Nope, that’s not a typo–the headline shouldn’t be “Is Your Arts Organization Outsourcing To The Right Vendor?”
Joe Patti of Butts In The Seats had another great blog the other week via guest speaker, Stephen P. Brown – Putting The Wrong Labels On Boxes That Don’t Actually Exist part 1, part 2. In this two-part blog, Stephen discussed job descriptions in the non-profit sector, in particular Development Director. It’s a great piece, and I won’t go into all the detail, but I would urge you to read it.
However, what caught my attention from Stephen’s guest blog was his argument that everyone that ever comes in contact with your organization is in effect a fund raiser for you:
“First, anyone and absolutely everyone involved with a non-profit organization, from the Auditor to the printer, from the Master of Ceremonies to the sweet old lady who ensures sink faucets gleam, is directly involved in fund-raising, without exception. Gail Perry puts it right out there in Fired-Up Fund-raising: “Fundraising is everybody’s job – both board AND staff.” If a performer or a security guard believes they are exempt, retrain or expel them. If someone who gathers data or fills out grant applications believes they are the organization’s exclusive fund-raisers, retrain or expel them.”
This particular argument caught my attention because Onstage Publications is a vendor to both non-profit and for-profit performing arts organizations. Furthermore, although we are not a printer, Stephen specifically sites “the printer!” And I love that–because it really hit home. You see, when I’m giving my presentation about our performing arts program book management system to potential new performing arts clients, one of the things that is front and center in my presentation is the fact that when our professional program book sales reps go to work in their market, we are in essence “ambassadors” for their non-profit performing arts organization.
I go on to explain that what this means to their organization is that when Onstage starts selling in their market, we literally call every local business. Obviously we are calling about advertising in the program books. But what we also are telling these local business owners is the story about their particular performing arts organization and the great line up for the upcoming season. And lots of times, this leads to these business owners wanting to do something more with their local arts organization than just advertising in the program book. A lot of these businesses are hearing their local performing arts organization’s story for the first time and are interested in becoming more involved via sponsorships, donations or something more. Our program book reps are trained to then give this information to our Vice President of Sales, who then contacts the development department and gives them a super-hot lead for a sponsorship, donation or much more! Therefore, when a performing arts organization partners with Onstage Publications to do their program books, they’re also getting another fund raising channel.

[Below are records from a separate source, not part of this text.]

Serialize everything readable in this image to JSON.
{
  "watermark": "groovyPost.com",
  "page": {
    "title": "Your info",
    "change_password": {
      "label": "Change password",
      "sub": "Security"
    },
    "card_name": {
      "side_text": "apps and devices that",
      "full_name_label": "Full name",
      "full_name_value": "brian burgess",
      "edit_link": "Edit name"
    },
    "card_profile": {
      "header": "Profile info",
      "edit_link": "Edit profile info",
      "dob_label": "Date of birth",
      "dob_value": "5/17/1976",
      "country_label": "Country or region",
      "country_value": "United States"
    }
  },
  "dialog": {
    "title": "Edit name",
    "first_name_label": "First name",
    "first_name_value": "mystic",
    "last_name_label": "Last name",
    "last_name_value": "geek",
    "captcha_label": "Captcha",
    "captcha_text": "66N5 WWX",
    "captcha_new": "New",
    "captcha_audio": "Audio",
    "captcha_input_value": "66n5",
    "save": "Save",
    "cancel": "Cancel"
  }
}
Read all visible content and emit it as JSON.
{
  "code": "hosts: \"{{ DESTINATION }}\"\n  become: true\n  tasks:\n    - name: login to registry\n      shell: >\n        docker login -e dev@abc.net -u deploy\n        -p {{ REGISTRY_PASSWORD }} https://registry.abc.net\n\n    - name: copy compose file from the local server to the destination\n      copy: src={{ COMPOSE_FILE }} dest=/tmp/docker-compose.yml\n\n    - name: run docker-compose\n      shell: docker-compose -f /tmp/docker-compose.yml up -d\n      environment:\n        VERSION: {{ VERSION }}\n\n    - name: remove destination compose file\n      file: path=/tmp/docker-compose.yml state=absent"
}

Unfortunately, lots of times this goes on deaf ears, and when we attempt to give a sponsorship, or donation lead to the development department, they sometimes don’t even know who we are or what we do! And although this is somewhat heart-breaking, it is understandable because it’s the same old story with every non-profit organization—they’re stretched thin, they have limited resources, and communication often gets lost in the mix of things. I like to think that the only reason this may be is because the development department probably was never briefed on what our company is doing for their organization. And this is why they are perhaps taken aback. But as Stephen quotes Gail Perry “If someone who gathers data or fills out grant applications believes they are the organization’s exclusive fund-raisers, retrain or expel them.” Now I’m not advocating for anyone’s head to roll, but I would strongly advocate for at least retraining the “old school, silo” mentality.
But don’t get me wrong, the majority of our clients embrace this “fund raising” from us (yes, their vendor) and in some cases it has had a huge impact on their organization.
I admire Stephen’s seeming entrepreneurial spirit. You don’t see this a lot in the non-profit world. I don’t know Stephen personally and I am only surmising this entrepreneurial spirit because of his citations from Inc. magazine, Tom Peters, and Gary Vaynerchuk. Anyone who sites from these sources surely is not thinking like your typical non-profit. I only wish more non-profit performing arts organizations had the same entrepreneurial spirit as Stephen. Good Selling, and thank you Stephen!